The pan-European security system is established under the little debated Title IV of the Maastricht treaty. For all Britain's problems with the drive towards a federal Europe, and fears about the consequent loss of sovereignty over key areas of economic and monetary policy, London remains one of the most enthusiastic supporters of the Third Pillar of the Union treaty.
Britain and other member states seem determined that matters such as policing, law, internal security, immigration, refugees and asylum- seekers should remain as far as possible outside the scrutiny of elected officials.
Under Maastricht, the European Parliament has to be 'consulted' on the new policies, but it is unable to veto or initiate legislation.
'There's a black hole when it comes to accountability,' said Amedee Turner (Conservative Suffolk) who chairs the European Parliament's Civil Liberties committee.
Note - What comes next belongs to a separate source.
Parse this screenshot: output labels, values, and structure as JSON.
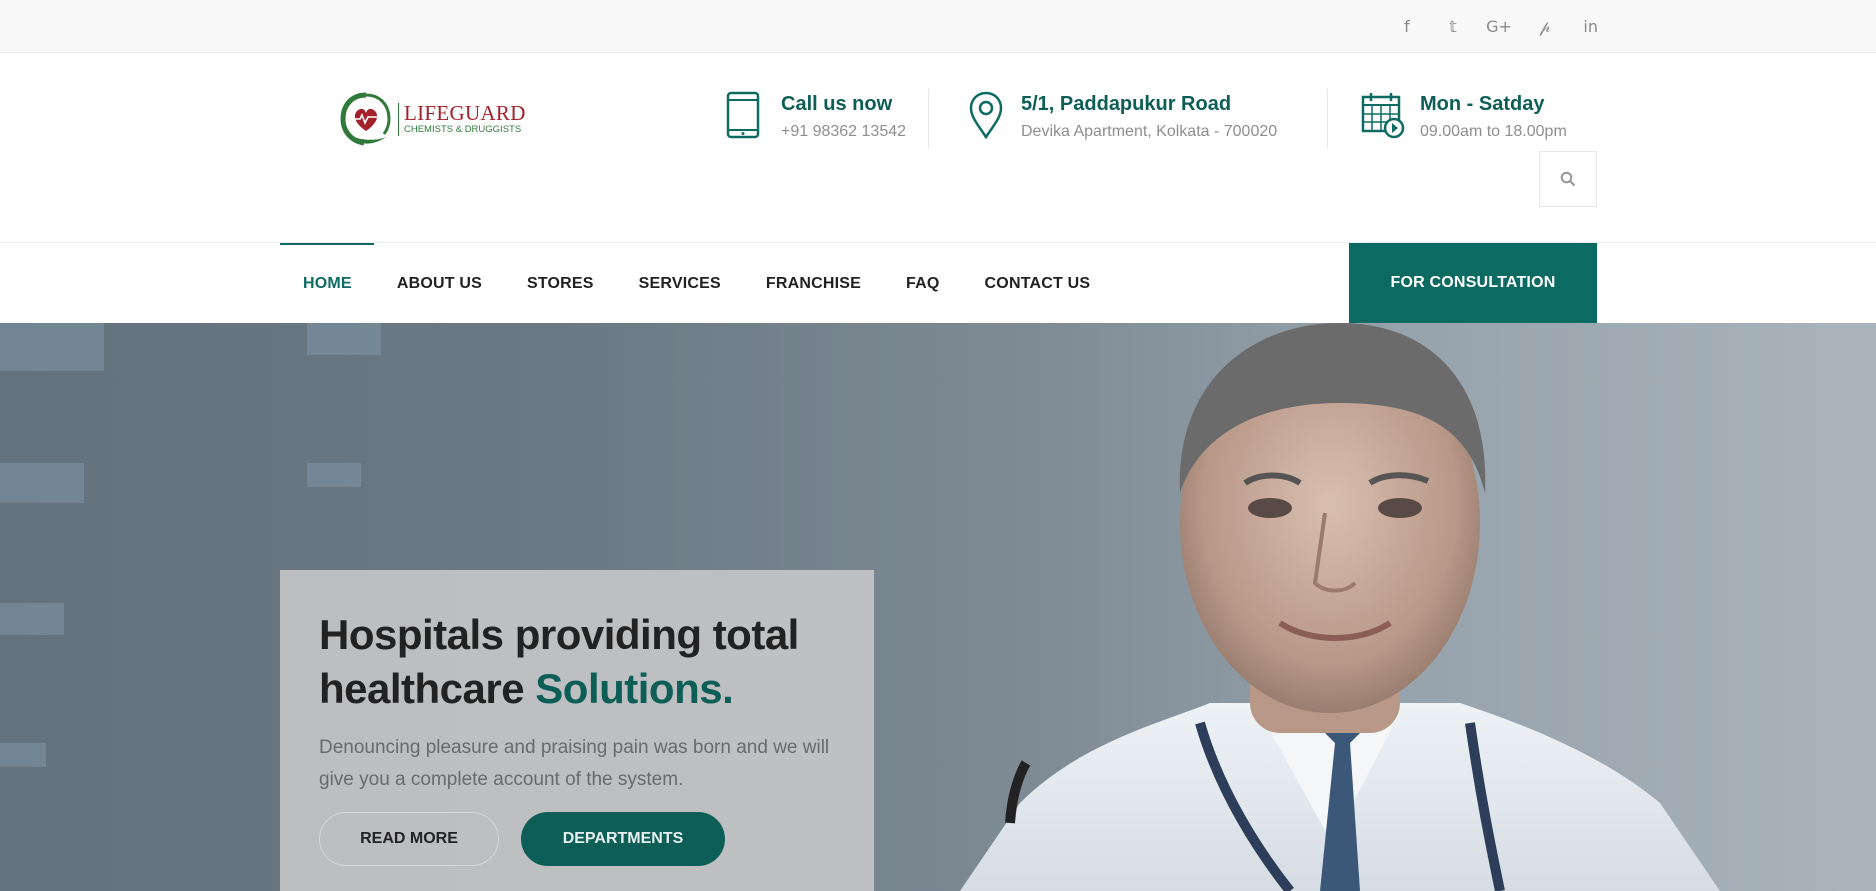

Michael Elliot (Labour London), also on the committee, said: 'There is no democratic scrutiny either at national or European level, we just don't know what's happening. We do not even know the names of the members of the K4 Committee or its sub-committees.'
The EIS police, customs and immigration system will eventually take over from the Shengen Information System. This database is being brought on line by nine countries excluding Britain, Ireland and Denmark, who are not prepared to abandon border controls. Civil libertarians in the Netherlands, Germany and France have complained about inadequate data protection in the Shengen police system, and human rights groups worry that it will be used to target refugees.
The EIS will have an on-line 'black book' of undesirables to be kept out of the Union as well as a European finger-printing system (known as Eurodac) along with data on convicted criminals and 'intelligence' on suspects being kept under surveillance.Reuse content